The Laguna is federally recognized Native American tribe of the Pueblo people in west-central New Mexico, USA. The name, Laguna, is Spanish (meaning "small lake") and derives from the lake located on their reservation. The nearby Acoma Pueblo and Pueblo of Laguna have many ties, including location, language and a shared high school.

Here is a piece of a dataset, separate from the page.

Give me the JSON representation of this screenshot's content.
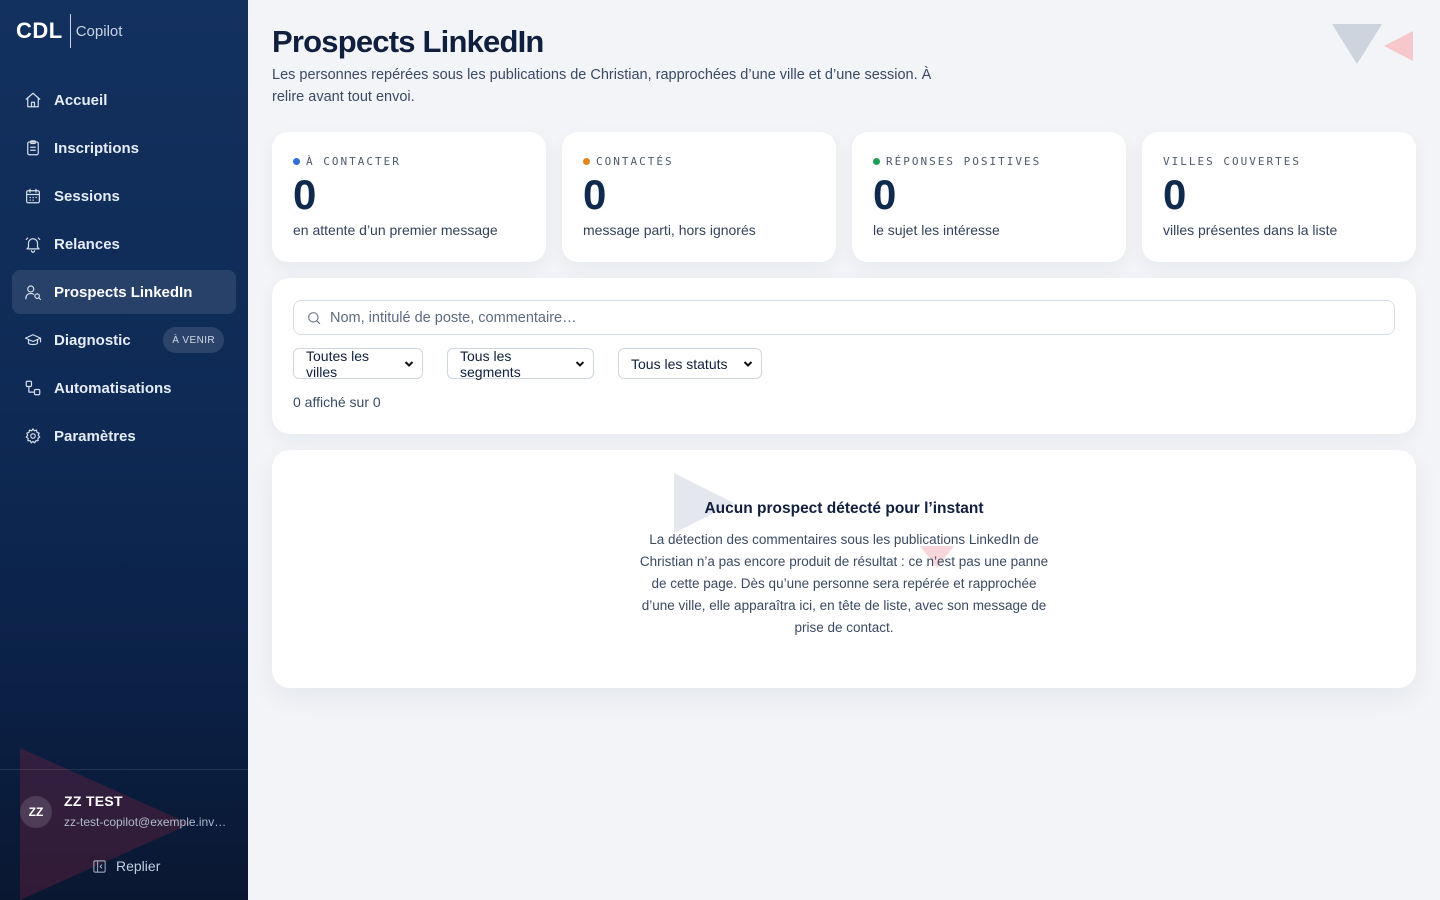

Their reservation lies in parts of four counties and includes the six villages of Encinal, Laguna, Mesita, Paguate, Paraje and Seama. Visible in this photograph is the San Jose Mission, which was built in 1699 and dedicated to Saint Joseph. San Jose is famous for its interior decoration. Original Laguna art and rare early Spanish paintings adorn the walls and altar. The ornately carved wooden doors welcome visitors year round. Mural in red, green, yellow, and black decorate the earthen walls. The ceiling above the sanctuary is painted with Laguna symbols of a rainbow, the sun, moon, and stars. The large animal skin which covers the altar contains an abundance of multi-colored designs. All the woodwork in the mission is elaborately carved, including the vigas of the latticed ceiling. A flight of steep, narrow steps leads to the choir loft and the small window, which provides for a fine view of the pueblo below.